“Alexander Ross, a sophomore political science major, has been trying to get the student government at Kalamazoo College to engage in a conversation about campus carry for five weeks,” campusreform.org reports. When Ross finally got his three minutes in front of the council he protested the delay in a quiet voice. An unidentified member of the Student Commission ain’t got time for that. “Time’s up,” she interrupts, to begin a six-minute rant against Mr. Ross. Apparently, anyone talking to the commission dissing their protocol “coming from a white male privileged stance in life” is “disrespectful.” It’s gets worse . . .
“Law enforcement personnel, including campus security, are allowed to carry firearms, and they are highly trained in their use,” Montana’s missoulian.com asserts, carving out cops from their opposition to campus carry. “But when responding to a call for help, how are they to tell the difference between the bad guy and the victim when both are pointing guns at each other?” It’s the same old question that comes up any time . . .
Gun control advocates are fixated on the term “a good guy with a gun.” It’s a swipe at the latter half of NRA jefe Wayne LaPierre’s famous post-Newtown press conference sound bite: “The only thing that stops a bad guy with a gun is a good guy with a gun.” As far as gun control advocates are concerned, there’s no such thing as a good guy with a gun (except police and other armed government agents, of course). Here’ a recent example . . .
The post-Newtown gun sales boom was nothing less than spectacular. As existing gun owners hedged against fears of new civilian disarmament legislation and newbies joined the fold, gunmakers couldn’t make guns fast enough. Until they could. In 2014, demand slumped by 15 percent, sending firearm prices and margins downwards. It was still a good year, especially compared to, say, five years ago. All of which leaves gun sales . . . growing. Albeit at a slower rate. Until Hillary’s elected. I’m not sure if Dallas-based market researchers MarketsandMarkets put that happy prospect in their calculations, but no matter how they slice it they’re bullish on ballistics. Specifically . . .
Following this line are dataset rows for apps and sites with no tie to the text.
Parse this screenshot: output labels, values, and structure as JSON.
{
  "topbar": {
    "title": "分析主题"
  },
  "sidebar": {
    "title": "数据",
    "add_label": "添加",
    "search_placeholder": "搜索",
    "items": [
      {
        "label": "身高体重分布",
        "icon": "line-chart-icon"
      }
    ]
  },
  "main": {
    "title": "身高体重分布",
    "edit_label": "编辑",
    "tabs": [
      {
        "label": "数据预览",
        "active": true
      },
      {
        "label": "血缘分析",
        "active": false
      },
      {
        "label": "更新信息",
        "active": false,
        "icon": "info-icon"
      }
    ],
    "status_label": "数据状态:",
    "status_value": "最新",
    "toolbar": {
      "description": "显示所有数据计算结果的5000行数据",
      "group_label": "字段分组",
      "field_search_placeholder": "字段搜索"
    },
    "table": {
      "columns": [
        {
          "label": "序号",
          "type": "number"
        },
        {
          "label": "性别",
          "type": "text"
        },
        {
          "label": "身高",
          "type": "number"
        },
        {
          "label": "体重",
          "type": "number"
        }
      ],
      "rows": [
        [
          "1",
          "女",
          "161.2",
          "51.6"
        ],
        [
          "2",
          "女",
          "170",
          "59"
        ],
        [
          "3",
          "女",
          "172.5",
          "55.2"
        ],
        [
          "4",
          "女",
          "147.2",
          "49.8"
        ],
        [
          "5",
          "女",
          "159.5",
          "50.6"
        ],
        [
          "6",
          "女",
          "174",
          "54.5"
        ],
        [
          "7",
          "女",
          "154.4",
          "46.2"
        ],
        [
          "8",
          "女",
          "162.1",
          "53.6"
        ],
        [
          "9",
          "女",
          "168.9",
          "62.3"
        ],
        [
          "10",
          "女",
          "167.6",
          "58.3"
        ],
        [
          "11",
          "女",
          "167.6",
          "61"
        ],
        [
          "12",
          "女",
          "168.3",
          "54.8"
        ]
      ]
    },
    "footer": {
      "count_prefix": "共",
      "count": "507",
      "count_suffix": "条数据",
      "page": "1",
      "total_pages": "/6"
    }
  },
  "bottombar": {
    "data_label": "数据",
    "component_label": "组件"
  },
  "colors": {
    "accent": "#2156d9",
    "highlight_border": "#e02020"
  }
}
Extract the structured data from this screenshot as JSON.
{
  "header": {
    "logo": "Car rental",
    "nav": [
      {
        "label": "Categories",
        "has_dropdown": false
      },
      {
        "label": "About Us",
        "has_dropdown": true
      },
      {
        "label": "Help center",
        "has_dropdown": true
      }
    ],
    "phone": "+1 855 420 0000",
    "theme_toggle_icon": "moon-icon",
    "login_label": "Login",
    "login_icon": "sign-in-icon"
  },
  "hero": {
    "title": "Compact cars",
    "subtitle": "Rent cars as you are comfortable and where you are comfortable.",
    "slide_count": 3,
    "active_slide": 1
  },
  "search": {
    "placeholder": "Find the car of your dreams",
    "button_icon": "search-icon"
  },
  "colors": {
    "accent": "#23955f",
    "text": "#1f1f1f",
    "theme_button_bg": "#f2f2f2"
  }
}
You’ll no doubt remember Cody Wilson as the “inventor” of the world’s first plastic 3D printed gun. To take his process to the next level, Cody’s company Defense Distributed pre-ordered an $8k carbon fiber 3D printer from MarkForged. wired.com reports that the Massachusetts manufacturer’s bailed on Defense Distributed’s order of their Mark One printer. “In a statement to WIRED, MarkForged cited terms of service that “limit experimentation with ordnance to the United States Government and its authorized contractors.” Yes, well, that wasn’t on their terms of service. Anyway, MarkForged also said . . .